*** Block opens ***
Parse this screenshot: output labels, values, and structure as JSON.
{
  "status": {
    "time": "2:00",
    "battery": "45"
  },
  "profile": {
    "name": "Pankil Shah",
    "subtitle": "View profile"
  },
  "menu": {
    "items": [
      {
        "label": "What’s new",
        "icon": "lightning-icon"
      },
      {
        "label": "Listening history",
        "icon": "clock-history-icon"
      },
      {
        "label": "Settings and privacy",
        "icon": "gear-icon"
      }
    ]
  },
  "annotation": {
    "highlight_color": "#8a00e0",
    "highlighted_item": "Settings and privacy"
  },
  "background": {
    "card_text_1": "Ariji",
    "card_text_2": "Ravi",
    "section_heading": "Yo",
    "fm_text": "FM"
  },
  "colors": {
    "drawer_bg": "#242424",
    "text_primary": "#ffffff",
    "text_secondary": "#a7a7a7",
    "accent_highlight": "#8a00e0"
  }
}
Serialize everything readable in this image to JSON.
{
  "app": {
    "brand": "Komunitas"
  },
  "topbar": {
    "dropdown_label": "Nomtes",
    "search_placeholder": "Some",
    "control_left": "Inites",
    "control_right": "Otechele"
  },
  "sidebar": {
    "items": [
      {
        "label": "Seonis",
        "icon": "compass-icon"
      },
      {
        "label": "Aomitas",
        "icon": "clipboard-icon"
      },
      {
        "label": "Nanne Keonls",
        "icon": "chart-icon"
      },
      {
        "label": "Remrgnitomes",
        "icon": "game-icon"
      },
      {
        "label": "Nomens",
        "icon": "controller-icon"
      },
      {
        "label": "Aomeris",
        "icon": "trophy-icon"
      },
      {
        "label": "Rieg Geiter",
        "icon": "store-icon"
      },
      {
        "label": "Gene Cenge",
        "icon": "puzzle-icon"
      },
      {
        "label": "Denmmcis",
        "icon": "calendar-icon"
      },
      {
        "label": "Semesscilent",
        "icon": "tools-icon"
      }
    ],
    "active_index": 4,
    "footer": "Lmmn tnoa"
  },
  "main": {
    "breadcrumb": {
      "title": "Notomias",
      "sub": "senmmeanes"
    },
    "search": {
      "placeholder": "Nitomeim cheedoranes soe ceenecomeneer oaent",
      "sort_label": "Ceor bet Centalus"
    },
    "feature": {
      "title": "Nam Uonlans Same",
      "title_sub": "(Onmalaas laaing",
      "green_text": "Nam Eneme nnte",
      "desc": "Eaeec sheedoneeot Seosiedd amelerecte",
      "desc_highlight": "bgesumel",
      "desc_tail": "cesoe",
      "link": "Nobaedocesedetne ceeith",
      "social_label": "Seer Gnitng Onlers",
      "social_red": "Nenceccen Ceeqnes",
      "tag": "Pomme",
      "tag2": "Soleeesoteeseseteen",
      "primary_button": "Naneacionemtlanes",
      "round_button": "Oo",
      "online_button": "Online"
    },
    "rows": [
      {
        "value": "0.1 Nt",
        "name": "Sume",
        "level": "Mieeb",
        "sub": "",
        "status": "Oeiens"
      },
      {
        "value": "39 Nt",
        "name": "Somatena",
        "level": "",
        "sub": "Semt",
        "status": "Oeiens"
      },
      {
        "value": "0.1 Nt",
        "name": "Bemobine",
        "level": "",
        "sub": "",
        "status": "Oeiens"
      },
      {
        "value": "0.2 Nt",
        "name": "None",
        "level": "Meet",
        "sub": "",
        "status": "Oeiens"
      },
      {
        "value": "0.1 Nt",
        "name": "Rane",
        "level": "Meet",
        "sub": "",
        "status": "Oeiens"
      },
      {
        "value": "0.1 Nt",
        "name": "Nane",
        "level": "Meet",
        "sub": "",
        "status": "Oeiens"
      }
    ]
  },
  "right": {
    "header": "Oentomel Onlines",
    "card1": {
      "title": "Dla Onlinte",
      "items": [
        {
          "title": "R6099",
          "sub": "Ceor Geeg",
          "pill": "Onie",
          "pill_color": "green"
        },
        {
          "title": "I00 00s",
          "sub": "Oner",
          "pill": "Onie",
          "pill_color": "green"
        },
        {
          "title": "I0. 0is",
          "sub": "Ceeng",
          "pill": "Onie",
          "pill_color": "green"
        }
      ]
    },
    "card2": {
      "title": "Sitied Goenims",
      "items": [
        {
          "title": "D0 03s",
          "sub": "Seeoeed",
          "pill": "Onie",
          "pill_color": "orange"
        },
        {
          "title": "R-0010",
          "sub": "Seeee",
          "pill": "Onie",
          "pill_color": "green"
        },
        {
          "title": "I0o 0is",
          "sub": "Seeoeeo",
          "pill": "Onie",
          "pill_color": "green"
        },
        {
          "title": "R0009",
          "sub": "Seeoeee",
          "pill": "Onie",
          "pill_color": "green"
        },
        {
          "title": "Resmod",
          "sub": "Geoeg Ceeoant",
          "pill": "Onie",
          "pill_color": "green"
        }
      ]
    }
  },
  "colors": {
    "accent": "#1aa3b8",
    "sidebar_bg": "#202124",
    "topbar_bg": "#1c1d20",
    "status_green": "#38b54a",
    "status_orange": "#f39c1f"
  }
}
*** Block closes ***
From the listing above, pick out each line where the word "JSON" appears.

Parse this screenshot: output labels, values, and structure as JSON.
Serialize everything readable in this image to JSON.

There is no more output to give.